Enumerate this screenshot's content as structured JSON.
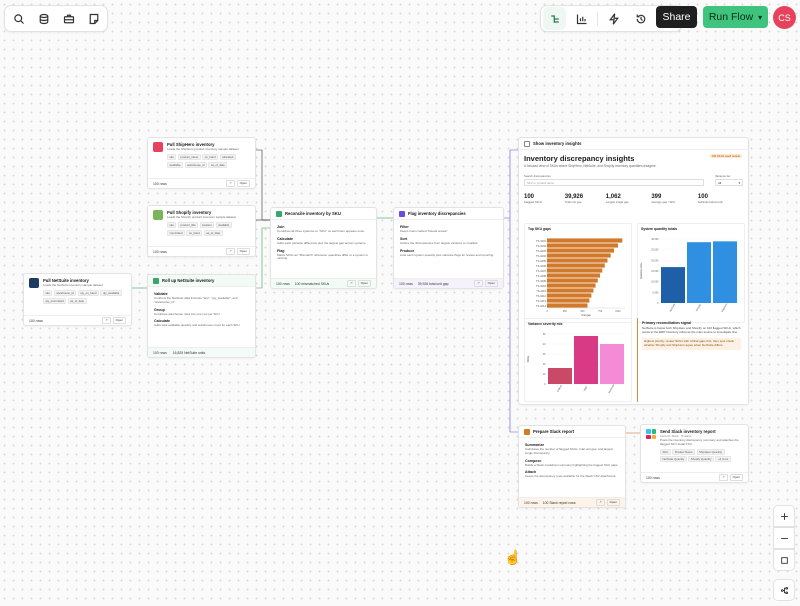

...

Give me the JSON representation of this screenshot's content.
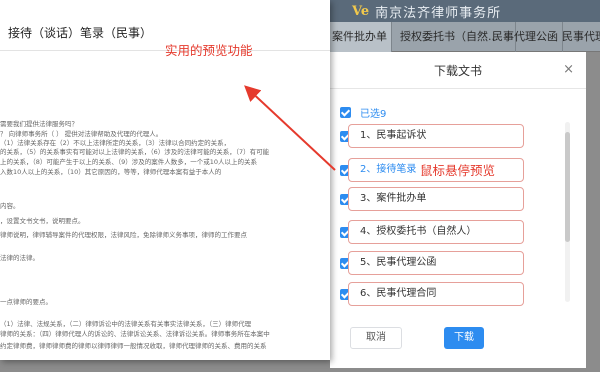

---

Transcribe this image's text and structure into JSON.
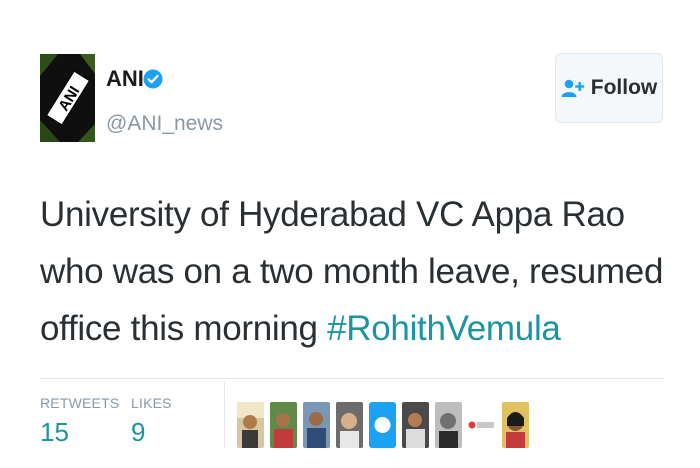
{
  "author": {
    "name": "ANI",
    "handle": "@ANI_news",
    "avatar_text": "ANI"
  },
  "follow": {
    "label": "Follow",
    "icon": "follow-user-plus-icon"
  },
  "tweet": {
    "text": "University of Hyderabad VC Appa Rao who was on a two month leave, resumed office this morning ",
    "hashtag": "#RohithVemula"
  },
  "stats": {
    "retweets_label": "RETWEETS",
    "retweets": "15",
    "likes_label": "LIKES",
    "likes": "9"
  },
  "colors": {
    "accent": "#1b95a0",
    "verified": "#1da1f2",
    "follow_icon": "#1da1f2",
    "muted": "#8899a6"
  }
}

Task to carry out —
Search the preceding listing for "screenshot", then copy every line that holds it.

Result —
Enumerate this screenshot's content as structured JSON.
Give me the JSON representation of this screenshot's content.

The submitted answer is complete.